How to get great editorial reviews for your book
I’m currently going through the process of getting editorial reviews for my upcoming book “The Book on Small Business Ideas.” It can be challenging, so I thought I’d get some best practices down here for you all. If you’re planning on publishing a “best-seller” quality book, editorial reviews are key to having a professional book.
From my post on small business ideas and side hustles, you’ll know I recommend publishing a book as a great way to earn extra, recurring income. Apart from the income, books open many possibilities and connect you with many people.
Editorial reviews help as social proof, validate your expertise, and build a triangle of trust between you, your reader, and a trusted source.
Editorial reviews are a great way to expand you network and build relationships. And if you want a true best seller and professional-quality book, you better have them. Here are some tips.
How to get great editorial reviews for your book
1. Get reviews from leaders in your niche or area of expertise
This allows you to leverage their brand power and build a relationship with them. Perhaps you’ll get a mention, appear on their podcast, or otherwise build your reach through them.
2. Quote target reviewers in your book
If you have someone you want to provide an editorial review for your book, but they are not in your network already, consider quoting them in your book. You can then email/message them thanking them for their quote used in your book. This is a compliment and great relationship builder, which may bridge you to having them provide you a review.
3. Provide a start of a review to get them going
When you request the editorial review, provide a sample review to get them started. My best editorial reviews were written 100% by the reviewer–people often surprise me with their great editorial reviews. But most people want a little start.
Do your research. Put their name at the end of the sample review. Include their credentials, a backlink to their site, and write the sample in a way that ties in to their core message.
4. Put your keywords and target phrases in editorial review samples
Editorial reviews are a great SEO point on the Amazon sell page. When you provide sample editorial reviews, ensure they include your keywords.
Reviewers will typically pick up on this and use those keywords.

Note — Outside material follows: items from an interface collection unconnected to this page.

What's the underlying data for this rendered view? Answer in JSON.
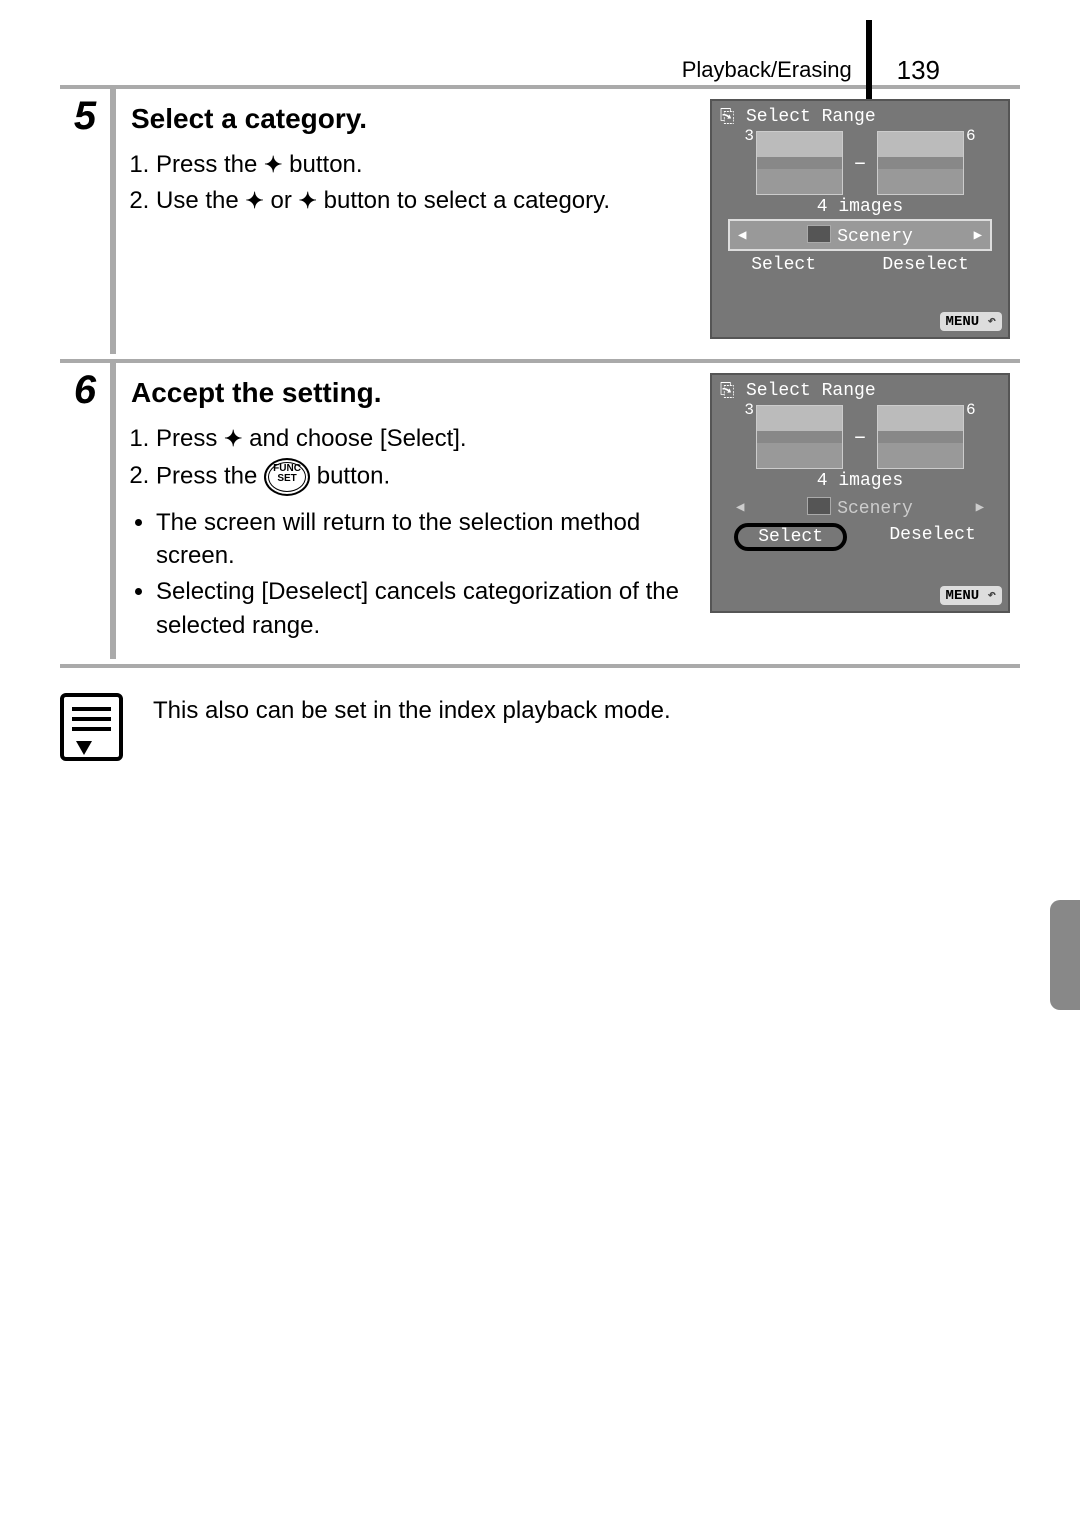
{
  "header": {
    "section": "Playback/Erasing",
    "page": "139"
  },
  "step5": {
    "num": "5",
    "title": "Select a category.",
    "list": {
      "i1_a": "Press the ",
      "i1_b": " button.",
      "i2_a": "Use the ",
      "i2_or": " or ",
      "i2_b": " button to select a category."
    },
    "screen": {
      "title": "Select Range",
      "leftNum": "3",
      "rightNum": "6",
      "count": "4 images",
      "category": "Scenery",
      "select": "Select",
      "deselect": "Deselect",
      "menu": "MENU"
    }
  },
  "step6": {
    "num": "6",
    "title": "Accept the setting.",
    "list": {
      "i1_a": "Press ",
      "i1_b": " and choose [Select].",
      "i2_a": "Press the ",
      "i2_b": " button."
    },
    "bullets": {
      "b1": "The screen will return to the selection method screen.",
      "b2": "Selecting [Deselect] cancels categorization of the selected range."
    },
    "screen": {
      "title": "Select Range",
      "leftNum": "3",
      "rightNum": "6",
      "count": "4 images",
      "category": "Scenery",
      "select": "Select",
      "deselect": "Deselect",
      "menu": "MENU"
    }
  },
  "funcset": {
    "top": "FUNC",
    "bot": "SET"
  },
  "note": {
    "text": "This also can be set in the index playback mode."
  }
}
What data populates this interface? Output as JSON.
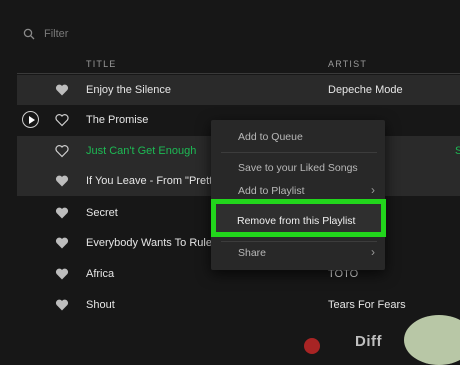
{
  "filter": {
    "placeholder": "Filter"
  },
  "columns": {
    "title": "TITLE",
    "artist": "ARTIST"
  },
  "tracks": [
    {
      "title": "Enjoy the Silence",
      "artist": "Depeche Mode",
      "edge": ""
    },
    {
      "title": "The Promise",
      "artist": "",
      "edge": ""
    },
    {
      "title": "Just Can't Get Enough",
      "artist": "",
      "edge": "S"
    },
    {
      "title": "If You Leave - From \"Pretty",
      "artist": "",
      "edge": ""
    },
    {
      "title": "Secret",
      "artist": "",
      "edge": ""
    },
    {
      "title": "Everybody Wants To Rule",
      "artist": "",
      "edge": ""
    },
    {
      "title": "Africa",
      "artist": "TOTO",
      "edge": ""
    },
    {
      "title": "Shout",
      "artist": "Tears For Fears",
      "edge": ""
    }
  ],
  "menu": {
    "add_to_queue": "Add to Queue",
    "save_liked": "Save to your Liked Songs",
    "add_to_playlist": "Add to Playlist",
    "remove": "Remove from this Playlist",
    "share": "Share"
  },
  "partial_text": "Diff",
  "colors": {
    "accent_green": "#1db954",
    "highlight_box": "#22d61c"
  }
}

You can also use the names of top authors or titles of top books in your space. This quickly solidifies your position in the space. Here’s one of mine as an example:
“Move over Tim Ferriss, there’s a refreshed approach to unshackling yourself from the grueling busy-work of the grind.” – Matthew Hart
5. Provide the reviewer with a summary of your book and the full book (both in PDF form)
When you send an email or message requesting the editorial review, provide the person with a full PDF of the book along with a summary (typically 1-3 pages). The summary commonly includes an overview of you the author and the book. It also includes the table of contents. If you have other editorial reviews, include those too so people can see who else you’re getting.
6. Look at the editorial reviews of top books in your niche
Don’t reinvent the wheel! Look at the typical conventions and concepts used by top books in your niche and reproduce those in your reviews.
7. Follow up and request many reviews
Gaining editorial reviews is like any other outreach. You need to ask for more than you need and you must follow up with people. Some people require the follow up. Others may want to read every single word of your book and just need the time. Stay in contact and don’t give up.
8. THANK YOUR editorial reviewers
Here are a few ways you can thank your editorial reviews.
- Send them a signed copy of the book once published
- Give them a backlink wherever possible
- Mention them in social media and on your blog (promoting their material)
- Comment on and promote their material
- Ask how you can help them
And gaining editorial reviews is easier if you already have a good network!
If you build your network ahead of time, this is all easier. If you suck at building your network, my go-to recommendation is to read or listen to How to Win Friends and Influence People by Dale Carnegie.
A look at one of my new editorial reviews
Let’s have a look at one of the editorial reviews I just secured for my upcoming book.
“Justin provides an outstanding framework for any successful outlier who wants to start their own small business.
Whether you are ready to go all in on your own small business or you want to start with a side hustle, you have to read this book.”
~Dr. John Shufeldt – MD, JD, MBA, physician, multidisciplinary entrepreneur, author and speaker at www.johnshufeldt.com~
First, check out the credentials (MD, JD, MBA…sheesh)! Wow, that looks good. He’s a TEDx speaker and an entrepreneur writing in my space. He has a successful “Ingredients of Outliers” series of books.
His review hits some of my keywords.
I secured this review a couple of different ways, including quoting him in my book (which was easy because his story has a lot of parallels to my mine).
As a thanks for doing this, I’ll continue to share his books and link, just like I’m doing right here. He also gets a link right off my home page (at least at the time of writing).
What tips do you have?